naginterfaces.library.univar.outlier_peirce_1var(p, y, ldiff, mean=0.0, var=0.0)[source]

outlier_peirce_1var identifies outlying values using Peirce’s criterion.

For full information please refer to the NAG Library document for g07ga


, the number of parameters in the model used in obtaining the . If is an observed set of values, as opposed to the residuals from fitting a model with parameters, then should be set to , i.e., as if a model just containing the mean had been used.

yfloat, array-like, shape

, the data being tested.


The maximum number of values to be returned in arrays and .

If , arrays and are not referenced.

meanfloat, optional

If , must contain , the mean of , otherwise is not referenced and the mean is calculated from the data supplied in .

varfloat, optional

If , must contain , the variance of , otherwise the variance is calculated from the data supplied in .

ioutint, ndarray, shape

The indices of the values in sorted in descending order of the absolute difference from the mean, therefore, , for .


The number of potential outliers. The indices for these potential outliers are held in the first elements of . By construction there can be at most values flagged as outliers.

difffloat, ndarray, shape

holds for observation , for .

llambfloat, ndarray, shape

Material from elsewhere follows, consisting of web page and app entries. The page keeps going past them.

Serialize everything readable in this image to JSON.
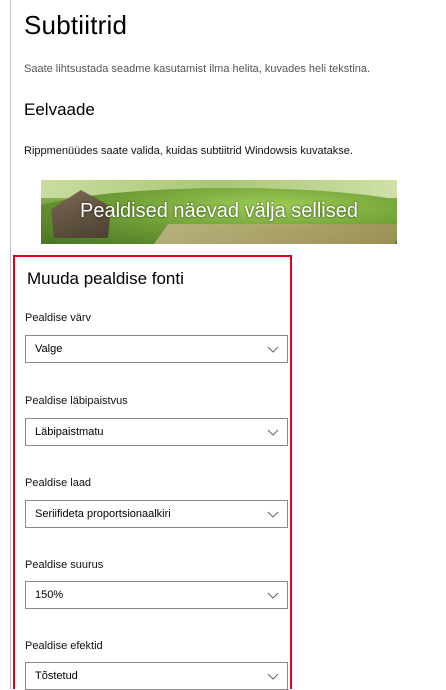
{
  "page": {
    "title": "Subtiitrid",
    "description": "Saate lihtsustada seadme kasutamist ilma helita, kuvades heli tekstina.",
    "preview_heading": "Eelvaade",
    "preview_info": "Rippmenüüdes saate valida, kuidas subtiitrid Windowsis kuvatakse.",
    "preview_caption": "Pealdised näevad välja sellised"
  },
  "font_section": {
    "title": "Muuda pealdise fonti",
    "fields": [
      {
        "label": "Pealdise värv",
        "value": "Valge"
      },
      {
        "label": "Pealdise läbipaistvus",
        "value": "Läbipaistmatu"
      },
      {
        "label": "Pealdise laad",
        "value": "Seriifideta proportsionaalkiri"
      },
      {
        "label": "Pealdise suurus",
        "value": "150%"
      },
      {
        "label": "Pealdise efektid",
        "value": "Tõstetud"
      }
    ]
  },
  "colors": {
    "highlight_border": "#e0001a",
    "dropdown_border": "#8a8a8a"
  },
  "icons": {
    "dropdown": "chevron-down-icon"
  }
}
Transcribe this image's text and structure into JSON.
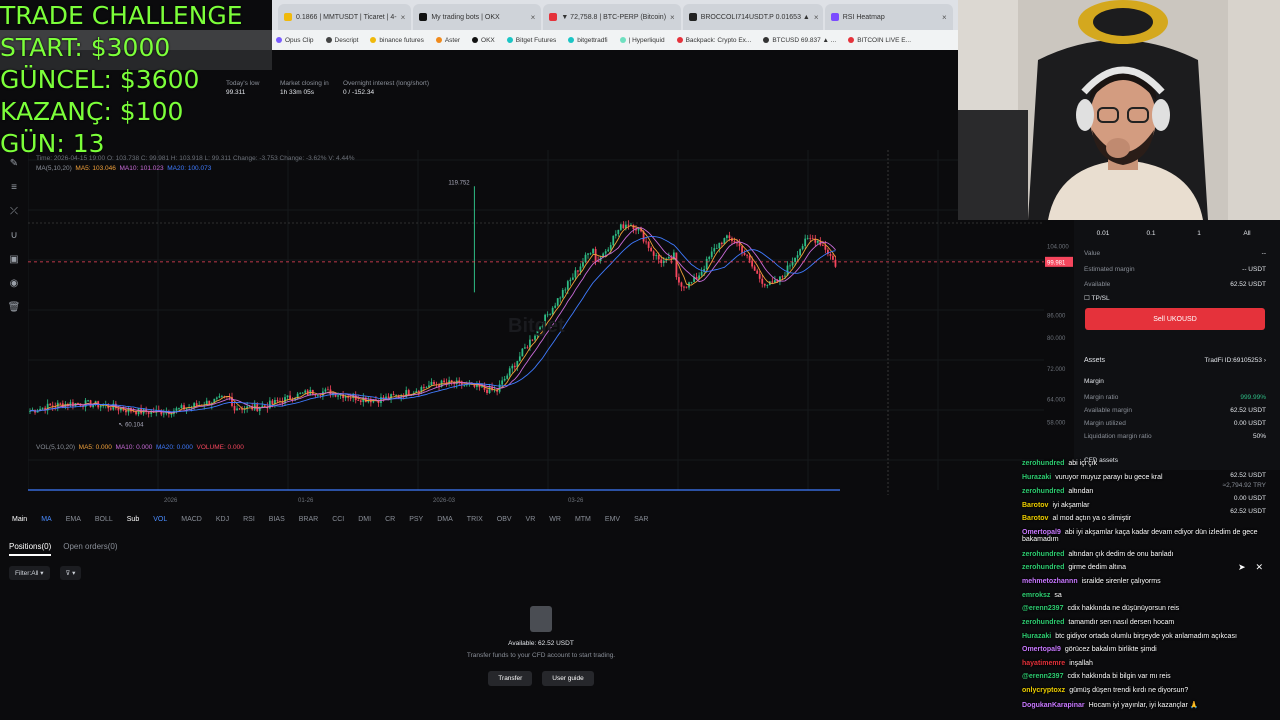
{
  "overlay": {
    "line1": "TRADE CHALLENGE",
    "line2": "START: $3000",
    "line3": "GÜNCEL: $3600",
    "line4": "KAZANÇ: $100",
    "line5": "GÜN: 13"
  },
  "browser": {
    "tabs": [
      {
        "label": "0.1866 | MMTUSDT | Ticaret | 4-",
        "color": "#f0b90b"
      },
      {
        "label": "My trading bots | OKX",
        "color": "#111111"
      },
      {
        "label": "▼ 72,758.8 | BTC-PERP (Bitcoin)",
        "color": "#e5323b"
      },
      {
        "label": "BROCCOLI714USDT.P 0.01653 ▲",
        "color": "#222222"
      },
      {
        "label": "RSI Heatmap",
        "color": "#7b4bff"
      }
    ],
    "bookmarks": [
      {
        "label": "Opus Clip",
        "color": "#7a5cff"
      },
      {
        "label": "Descript",
        "color": "#444444"
      },
      {
        "label": "binance futures",
        "color": "#f0b90b"
      },
      {
        "label": "Aster",
        "color": "#f08a1c"
      },
      {
        "label": "OKX",
        "color": "#111111"
      },
      {
        "label": "Bitget Futures",
        "color": "#1bc5c5"
      },
      {
        "label": "bitgettradfi",
        "color": "#1bc5c5"
      },
      {
        "label": "| Hyperliquid",
        "color": "#6fe0c0"
      },
      {
        "label": "Backpack: Crypto Ex...",
        "color": "#e5323b"
      },
      {
        "label": "BTCUSD 69.837 ▲ ...",
        "color": "#333333"
      },
      {
        "label": "BITCOIN LIVE E...",
        "color": "#e5323b"
      }
    ]
  },
  "ticker": {
    "low_label": "Today's low",
    "low_value": "99.311",
    "close_label": "Market closing in",
    "close_value": "1h 33m 05s",
    "oi_label": "Overnight interest (long/short)",
    "oi_value": "0 / -152.34"
  },
  "chart_data": {
    "type": "candlestick",
    "symbol": "UKOUSD",
    "x_tick_labels": [
      "2026",
      "01-26",
      "2026-03",
      "03-26"
    ],
    "y_tick_labels": [
      "104.000",
      "99.981",
      "86.000",
      "80.000",
      "72.000",
      "64.000",
      "58.000"
    ],
    "annotations": {
      "high": "119.752",
      "low": "60.104",
      "current_price": "99.981"
    },
    "info_line": "Time: 2026-04-15 19:00   O: 103.738   C: 99.981   H: 103.918   L: 99.311   Change: -3.753   Change: -3.62%   V: 4.44%",
    "ma_line": {
      "label": "MA(5,10,20)",
      "ma5": "MA5: 103.046",
      "ma10": "MA10: 101.023",
      "ma20": "MA20: 100.073"
    },
    "vol_line": {
      "label": "VOL(5,10,20)",
      "ma5": "MA5: 0.000",
      "ma10": "MA10: 0.000",
      "ma20": "MA20: 0.000",
      "volume": "VOLUME: 0.000"
    },
    "colors": {
      "up": "#2ebd85",
      "down": "#f6465d",
      "ma5": "#f0a03a",
      "ma10": "#c86bd8",
      "ma20": "#3f7bff"
    }
  },
  "indicators": {
    "main_label": "Main",
    "main_items": [
      "MA",
      "EMA",
      "BOLL"
    ],
    "sub_label": "Sub",
    "sub_items": [
      "VOL",
      "MACD",
      "KDJ",
      "RSI",
      "BIAS",
      "BRAR",
      "CCI",
      "DMI",
      "CR",
      "PSY",
      "DMA",
      "TRIX",
      "OBV",
      "VR",
      "WR",
      "MTM",
      "EMV",
      "SAR"
    ]
  },
  "positions": {
    "tab_positions": "Positions(0)",
    "tab_orders": "Open orders(0)",
    "filter": "Filter:All ▾",
    "filter2": "▾",
    "empty_available": "Available: 62.52 USDT",
    "empty_hint": "Transfer funds to your CFD account to start trading.",
    "transfer_btn": "Transfer",
    "guide_btn": "User guide"
  },
  "order_panel": {
    "qty": [
      "0.01",
      "0.1",
      "1",
      "All"
    ],
    "value_label": "Value",
    "value_val": "--",
    "est_margin_label": "Estimated margin",
    "est_margin_val": "-- USDT",
    "available_label": "Available",
    "available_val": "62.52 USDT",
    "tpsl": "TP/SL",
    "sell_btn": "Sell UKOUSD",
    "assets_title": "Assets",
    "tradfi_id": "TradFi ID:69105253 ›",
    "margin_title": "Margin",
    "margin_ratio_label": "Margin ratio",
    "margin_ratio_val": "999.99%",
    "avail_margin_label": "Available margin",
    "avail_margin_val": "62.52 USDT",
    "margin_util_label": "Margin utilized",
    "margin_util_val": "0.00 USDT",
    "liq_label": "Liquidation margin ratio",
    "liq_val": "50%",
    "cfd_assets": "CFD assets",
    "cfd_val": "62.52 USDT",
    "cfd_try": "≈2,794.92 TRY",
    "pnl_val": "0.00 USDT",
    "equity_val": "62.52 USDT"
  },
  "chat": [
    {
      "user": "zerohundred",
      "color": "#2ecc71",
      "text": "abi içi çık"
    },
    {
      "user": "Hurazaki",
      "color": "#2ecc71",
      "text": "vuruyor muyuz parayı bu gece kral"
    },
    {
      "user": "zerohundred",
      "color": "#2ecc71",
      "text": "altından"
    },
    {
      "user": "Barotov",
      "color": "#f0d000",
      "text": "iyi akşamlar"
    },
    {
      "user": "Barotov",
      "color": "#f0d000",
      "text": "al mod açtın ya o slimiştir"
    },
    {
      "user": "Omertopal9",
      "color": "#c878ff",
      "text": "abi iyi akşamlar kaça kadar devam ediyor dün izledim de gece bakamadım"
    },
    {
      "user": "zerohundred",
      "color": "#2ecc71",
      "text": "altından çık dedim de onu banladı"
    },
    {
      "user": "zerohundred",
      "color": "#2ecc71",
      "text": "girme dedim altına"
    },
    {
      "user": "mehmetozhannn",
      "color": "#c878ff",
      "text": "israilde sirenler çalıyorms"
    },
    {
      "user": "emroksz",
      "color": "#2ecc71",
      "text": "sa"
    },
    {
      "user": "@erenn2397",
      "color": "#2ecc71",
      "text": "cdix hakkında ne düşünüyorsun reis"
    },
    {
      "user": "zerohundred",
      "color": "#2ecc71",
      "text": "tamamdır sen nasıl dersen hocam"
    },
    {
      "user": "Hurazaki",
      "color": "#2ecc71",
      "text": "btc gidiyor ortada olumlu birşeyde yok anlamadım açıkcası"
    },
    {
      "user": "Omertopal9",
      "color": "#c878ff",
      "text": "görücez bakalım birlikte şimdi"
    },
    {
      "user": "hayatimemre",
      "color": "#e5323b",
      "text": "inşallah"
    },
    {
      "user": "@erenn2397",
      "color": "#2ecc71",
      "text": "cdix hakkında bi bilgin var mı reis"
    },
    {
      "user": "onlycryptoxz",
      "color": "#f0d000",
      "text": "gümüş düşen trendi kırdı ne diyorsun?"
    },
    {
      "user": "DogukanKarapinar",
      "color": "#c878ff",
      "text": "Hocam iyi yayınlar, iyi kazançlar 🙏"
    }
  ]
}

holds for observation , for .

(errno )

On entry, .

Constraint: .

(errno )

On entry, and .

Constraint: .


outlier_peirce_1var flags outlying values in data using Peirce’s criterion. Let

denote a vector of observations (for example the residuals) obtained from a model with parameters,

denote the number of potential outlying values,

and denote the mean and variance of respectively,

denote a vector of length constructed by dropping the values from with the largest value of ,

denote the (unknown) variance of ,

denote the ratio of and with .

Peirce’s method flags as a potential outlier if , where and is obtained from the solution of


and is the cumulative distribution function for the standard Normal distribution.

As is unknown an assumption is made that the relationship between and , hence , depends only on the sum of squares of the rejected observations and the ratio estimated as

which gives

A value for the cutoff is calculated iteratively. An initial value of is used and a value of is estimated using equation [equation]. Equation [equation] is then used to obtain an estimate of and then equation [equation] is used to get a new estimate for . This process is then repeated until the relative change in between consecutive iterations is , where is machine precision.

By construction, the cutoff for testing for potential outliers is less than the cutoff for testing for potential outliers. Therefore, Peirce’s criterion is used in sequence with the existence of a single potential outlier being investigated first. If one is found, the existence of two potential outliers is investigated etc.

If one of a duplicate series of observations is flagged as an outlier, then all of them are flagged as outliers.


Gould, B A, 1855, On Peirce’s criterion for the rejection of doubtful observations, with tables for facilitating its application, The Astronomical Journal (45)

Peirce, B, 1852, Criterion for the rejection of doubtful observations, The Astronomical Journal (45)